Last year as a break from the routine, I let my students listen and follow along (following along essential) with the book. As they did this I realized the benefit. This activity really bridges the gap between the language they understand when they hear but don’t recognize when they see.
I felt the potential to jump start kids reading using an audio book was huge. However, there are not many unabridged Spanish audio books available that are high interest.
These are my newest strategies which I am just starting.
After the slow reader finished Ana bailó tango (took her three weeks) I put her in a private spot, gave her Cuidad de las Bestias (for which I do not yet have a packet) and the audiocassette. I am hopeful that after following along while someone pronounces all those words for her she will be better able to read in Spanish.
The extremely low reader presented another problem. First, since Ciudad is on cassette not mp3 I can’t really have two students listening at a time. Plus, I just wasn’t sure she would be able to follow along with the book yet.

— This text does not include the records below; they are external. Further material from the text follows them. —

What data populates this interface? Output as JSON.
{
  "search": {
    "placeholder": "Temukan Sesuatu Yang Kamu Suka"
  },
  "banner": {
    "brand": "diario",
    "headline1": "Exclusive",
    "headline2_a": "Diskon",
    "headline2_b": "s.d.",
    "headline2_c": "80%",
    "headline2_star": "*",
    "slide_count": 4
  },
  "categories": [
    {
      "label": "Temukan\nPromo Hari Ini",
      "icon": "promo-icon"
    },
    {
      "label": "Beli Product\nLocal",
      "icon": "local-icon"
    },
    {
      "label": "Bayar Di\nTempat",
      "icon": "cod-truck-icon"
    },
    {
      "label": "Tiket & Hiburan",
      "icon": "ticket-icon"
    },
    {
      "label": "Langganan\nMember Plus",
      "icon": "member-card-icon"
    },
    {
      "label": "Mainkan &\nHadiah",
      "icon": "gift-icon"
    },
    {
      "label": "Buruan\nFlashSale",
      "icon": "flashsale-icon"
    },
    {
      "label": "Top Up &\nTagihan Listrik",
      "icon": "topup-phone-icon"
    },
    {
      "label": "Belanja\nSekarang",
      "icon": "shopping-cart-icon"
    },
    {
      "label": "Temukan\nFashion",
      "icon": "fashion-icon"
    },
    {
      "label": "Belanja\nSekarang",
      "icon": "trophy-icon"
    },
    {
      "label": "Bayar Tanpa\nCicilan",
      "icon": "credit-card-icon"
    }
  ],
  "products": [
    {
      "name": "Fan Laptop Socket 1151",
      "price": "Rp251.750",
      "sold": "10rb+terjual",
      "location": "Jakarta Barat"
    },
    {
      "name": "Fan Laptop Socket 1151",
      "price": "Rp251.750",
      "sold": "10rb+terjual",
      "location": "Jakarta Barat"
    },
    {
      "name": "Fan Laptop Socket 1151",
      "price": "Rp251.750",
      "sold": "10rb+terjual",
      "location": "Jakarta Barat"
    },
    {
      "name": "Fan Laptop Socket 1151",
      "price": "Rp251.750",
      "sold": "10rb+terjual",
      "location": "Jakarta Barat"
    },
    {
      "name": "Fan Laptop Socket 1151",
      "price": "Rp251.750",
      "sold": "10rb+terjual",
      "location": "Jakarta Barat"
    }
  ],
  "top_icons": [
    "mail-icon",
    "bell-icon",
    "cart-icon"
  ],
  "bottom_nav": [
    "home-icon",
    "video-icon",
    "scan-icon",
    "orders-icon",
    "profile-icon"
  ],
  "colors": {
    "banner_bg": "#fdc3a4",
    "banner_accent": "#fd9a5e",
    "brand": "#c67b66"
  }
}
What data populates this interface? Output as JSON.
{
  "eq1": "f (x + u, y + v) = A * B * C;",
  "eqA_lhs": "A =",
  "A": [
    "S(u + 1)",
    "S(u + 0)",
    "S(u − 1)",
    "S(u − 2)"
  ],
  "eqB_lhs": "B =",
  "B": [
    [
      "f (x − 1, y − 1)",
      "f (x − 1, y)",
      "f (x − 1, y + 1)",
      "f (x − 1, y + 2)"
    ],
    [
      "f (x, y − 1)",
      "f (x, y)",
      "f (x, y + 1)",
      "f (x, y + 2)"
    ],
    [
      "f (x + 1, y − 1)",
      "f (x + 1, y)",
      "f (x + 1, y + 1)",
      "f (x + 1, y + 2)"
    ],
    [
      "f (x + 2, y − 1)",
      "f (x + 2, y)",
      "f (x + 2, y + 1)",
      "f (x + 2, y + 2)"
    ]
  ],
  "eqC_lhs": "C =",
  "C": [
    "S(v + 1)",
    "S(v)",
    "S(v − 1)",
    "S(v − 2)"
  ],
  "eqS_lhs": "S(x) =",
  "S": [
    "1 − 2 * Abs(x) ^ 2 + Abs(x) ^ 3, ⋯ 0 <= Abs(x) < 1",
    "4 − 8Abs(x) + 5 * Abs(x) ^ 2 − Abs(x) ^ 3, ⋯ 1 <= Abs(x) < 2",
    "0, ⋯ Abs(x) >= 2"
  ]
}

As always when I am desperate, I grabbed a Blaine reader. This time I grabbed Pobre Ana. The girl couldn’t read Ana bailó tango. But I have a CD for Pobre Ana. Last Monday I gave her the book, the CD, a CD player and a packet. She finished before the week was over.
I am just going to move her through the readers that I have audio for. Then reassess. Since I have audio for 4 readers, I have about 4 weeks to prepare my next move.
I am going to take some of my budget money and purchase an inexpensive mp3 player. Then I can load all the audio books on it.
My vision for this is to ultimately get 1-2 mp3 players, pick up some additional audio books and load them up. This will not replace reading. If I get enough resources I will let students start the year listening, following along and doing a packet. Then move into independent reading.